**Assignment**:
Copy out each line below containing "values".

**Supplied material**:

>>>

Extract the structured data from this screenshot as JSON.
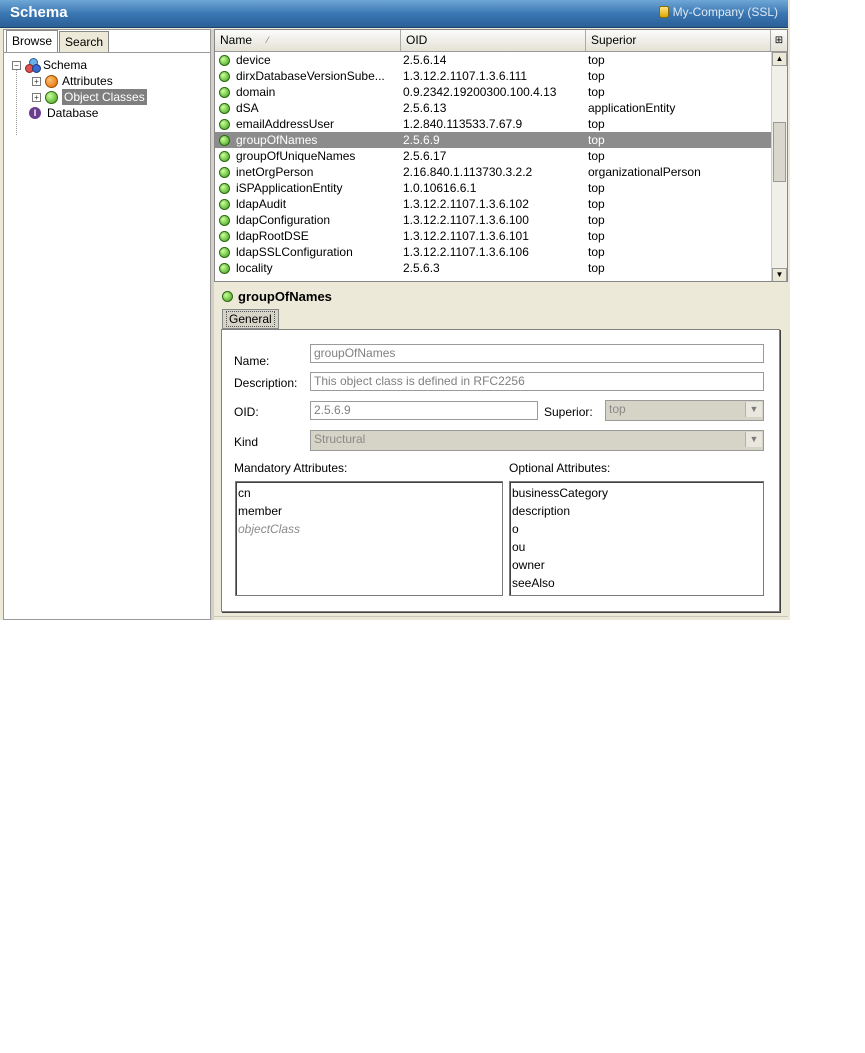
{
  "app": {
    "title": "Schema",
    "server": "My-Company (SSL)"
  },
  "left_tabs": [
    {
      "label": "Browse"
    },
    {
      "label": "Search"
    }
  ],
  "tree": {
    "root": "Schema",
    "items": [
      {
        "label": "Attributes"
      },
      {
        "label": "Object Classes"
      },
      {
        "label": "Database"
      }
    ]
  },
  "table": {
    "columns": [
      "Name",
      "OID",
      "Superior"
    ],
    "rows": [
      {
        "name": "device",
        "oid": "2.5.6.14",
        "superior": "top"
      },
      {
        "name": "dirxDatabaseVersionSube...",
        "oid": "1.3.12.2.1107.1.3.6.111",
        "superior": "top"
      },
      {
        "name": "domain",
        "oid": "0.9.2342.19200300.100.4.13",
        "superior": "top"
      },
      {
        "name": "dSA",
        "oid": "2.5.6.13",
        "superior": "applicationEntity"
      },
      {
        "name": "emailAddressUser",
        "oid": "1.2.840.113533.7.67.9",
        "superior": "top"
      },
      {
        "name": "groupOfNames",
        "oid": "2.5.6.9",
        "superior": "top"
      },
      {
        "name": "groupOfUniqueNames",
        "oid": "2.5.6.17",
        "superior": "top"
      },
      {
        "name": "inetOrgPerson",
        "oid": "2.16.840.1.113730.3.2.2",
        "superior": "organizationalPerson"
      },
      {
        "name": "iSPApplicationEntity",
        "oid": "1.0.10616.6.1",
        "superior": "top"
      },
      {
        "name": "ldapAudit",
        "oid": "1.3.12.2.1107.1.3.6.102",
        "superior": "top"
      },
      {
        "name": "ldapConfiguration",
        "oid": "1.3.12.2.1107.1.3.6.100",
        "superior": "top"
      },
      {
        "name": "ldapRootDSE",
        "oid": "1.3.12.2.1107.1.3.6.101",
        "superior": "top"
      },
      {
        "name": "ldapSSLConfiguration",
        "oid": "1.3.12.2.1107.1.3.6.106",
        "superior": "top"
      },
      {
        "name": "locality",
        "oid": "2.5.6.3",
        "superior": "top"
      }
    ],
    "selected_row": 5
  },
  "detail": {
    "title": "groupOfNames",
    "tab": "General",
    "labels": {
      "name": "Name:",
      "description": "Description:",
      "oid": "OID:",
      "superior": "Superior:",
      "kind": "Kind",
      "mandatory": "Mandatory Attributes:",
      "optional": "Optional Attributes:"
    },
    "values": {
      "name": "groupOfNames",
      "description": "This object class is defined in RFC2256",
      "oid": "2.5.6.9",
      "superior": "top",
      "kind": "Structural"
    },
    "mandatory": [
      "cn",
      "member",
      "objectClass"
    ],
    "optional": [
      "businessCategory",
      "description",
      "o",
      "ou",
      "owner",
      "seeAlso"
    ]
  },
  "icons": {
    "expand": "expand-icon",
    "db": "database-icon",
    "object_class": "object-class-icon",
    "attribute": "attribute-icon"
  }
}
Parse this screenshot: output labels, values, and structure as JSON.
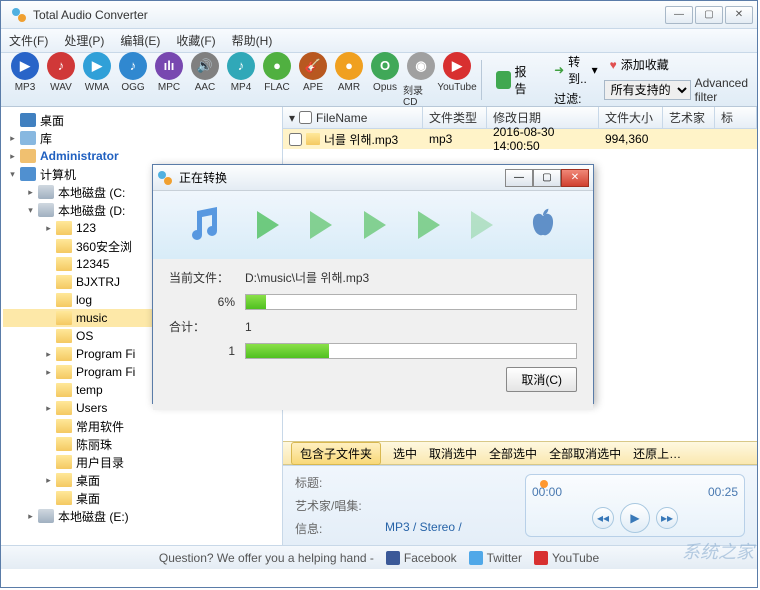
{
  "app": {
    "title": "Total Audio Converter"
  },
  "menu": {
    "file": "文件(F)",
    "process": "处理(P)",
    "edit": "编辑(E)",
    "favorites": "收藏(F)",
    "help": "帮助(H)"
  },
  "formats": [
    {
      "label": "MP3",
      "color": "#2864c8",
      "glyph": "▶"
    },
    {
      "label": "WAV",
      "color": "#d03838",
      "glyph": "♪"
    },
    {
      "label": "WMA",
      "color": "#30a0d8",
      "glyph": "▶"
    },
    {
      "label": "OGG",
      "color": "#3088d0",
      "glyph": "♪"
    },
    {
      "label": "MPC",
      "color": "#7848b0",
      "glyph": "ılı"
    },
    {
      "label": "AAC",
      "color": "#808080",
      "glyph": "🔊"
    },
    {
      "label": "MP4",
      "color": "#30a8b8",
      "glyph": "♪"
    },
    {
      "label": "FLAC",
      "color": "#50b040",
      "glyph": "●"
    },
    {
      "label": "APE",
      "color": "#b85820",
      "glyph": "🎸"
    },
    {
      "label": "AMR",
      "color": "#f0a020",
      "glyph": "●"
    },
    {
      "label": "Opus",
      "color": "#40a858",
      "glyph": "O"
    },
    {
      "label": "刻录 CD",
      "color": "#a0a0a0",
      "glyph": "◉"
    },
    {
      "label": "YouTube",
      "color": "#d83030",
      "glyph": "▶"
    }
  ],
  "toolbar": {
    "report": "报告",
    "convert": "转到..",
    "favorite": "添加收藏",
    "filter_label": "过滤:",
    "filter_value": "所有支持的",
    "advanced": "Advanced filter"
  },
  "tree": [
    {
      "depth": 0,
      "exp": "",
      "icon": "desktop",
      "label": "桌面"
    },
    {
      "depth": 0,
      "exp": "▸",
      "icon": "lib",
      "label": "库"
    },
    {
      "depth": 0,
      "exp": "▸",
      "icon": "user",
      "label": "Administrator",
      "color": "#2060c0",
      "bold": true
    },
    {
      "depth": 0,
      "exp": "▾",
      "icon": "pc",
      "label": "计算机"
    },
    {
      "depth": 1,
      "exp": "▸",
      "icon": "drive",
      "label": "本地磁盘 (C:"
    },
    {
      "depth": 1,
      "exp": "▾",
      "icon": "drive",
      "label": "本地磁盘 (D:"
    },
    {
      "depth": 2,
      "exp": "▸",
      "icon": "folder",
      "label": "123"
    },
    {
      "depth": 2,
      "exp": "",
      "icon": "folder",
      "label": "360安全浏"
    },
    {
      "depth": 2,
      "exp": "",
      "icon": "folder",
      "label": "12345"
    },
    {
      "depth": 2,
      "exp": "",
      "icon": "folder",
      "label": "BJXTRJ"
    },
    {
      "depth": 2,
      "exp": "",
      "icon": "folder",
      "label": "log"
    },
    {
      "depth": 2,
      "exp": "",
      "icon": "folder",
      "label": "music",
      "sel": true
    },
    {
      "depth": 2,
      "exp": "",
      "icon": "folder",
      "label": "OS"
    },
    {
      "depth": 2,
      "exp": "▸",
      "icon": "folder",
      "label": "Program Fi"
    },
    {
      "depth": 2,
      "exp": "▸",
      "icon": "folder",
      "label": "Program Fi"
    },
    {
      "depth": 2,
      "exp": "",
      "icon": "folder",
      "label": "temp"
    },
    {
      "depth": 2,
      "exp": "▸",
      "icon": "folder",
      "label": "Users"
    },
    {
      "depth": 2,
      "exp": "",
      "icon": "folder",
      "label": "常用软件"
    },
    {
      "depth": 2,
      "exp": "",
      "icon": "folder",
      "label": "陈丽珠"
    },
    {
      "depth": 2,
      "exp": "",
      "icon": "folder",
      "label": "用户目录"
    },
    {
      "depth": 2,
      "exp": "▸",
      "icon": "folder",
      "label": "桌面"
    },
    {
      "depth": 2,
      "exp": "",
      "icon": "folder",
      "label": "桌面"
    },
    {
      "depth": 1,
      "exp": "▸",
      "icon": "drive",
      "label": "本地磁盘 (E:)"
    }
  ],
  "cols": {
    "name": "FileName",
    "type": "文件类型",
    "date": "修改日期",
    "size": "文件大小",
    "artist": "艺术家",
    "title": "标"
  },
  "files": [
    {
      "name": "너를 위해.mp3",
      "type": "mp3",
      "date": "2016-08-30 14:00:50",
      "size": "994,360"
    }
  ],
  "selbar": {
    "incsub": "包含子文件夹",
    "sel": "选中",
    "unsel": "取消选中",
    "selall": "全部选中",
    "unselall": "全部取消选中",
    "revert": "还原上…"
  },
  "info": {
    "title_k": "标题:",
    "artist_k": "艺术家/唱集:",
    "info_k": "信息:",
    "info_v": "MP3 / Stereo /"
  },
  "player": {
    "t0": "00:00",
    "t1": "00:25"
  },
  "footer": {
    "q": "Question? We offer you a helping hand -",
    "fb": "Facebook",
    "tw": "Twitter",
    "yt": "YouTube"
  },
  "dialog": {
    "title": "正在转换",
    "curfile_k": "当前文件：",
    "curfile_v": "D:\\music\\너를 위해.mp3",
    "pct": "6%",
    "pct_val": 6,
    "total_k": "合计：",
    "total_v": "1",
    "done": "1",
    "done_pct": 25,
    "cancel": "取消(C)"
  },
  "watermark": "系统之家"
}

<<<

**Reply to the exercise**:
    "values": {
Parse this screenshot: output labels, values, and structure as JSON.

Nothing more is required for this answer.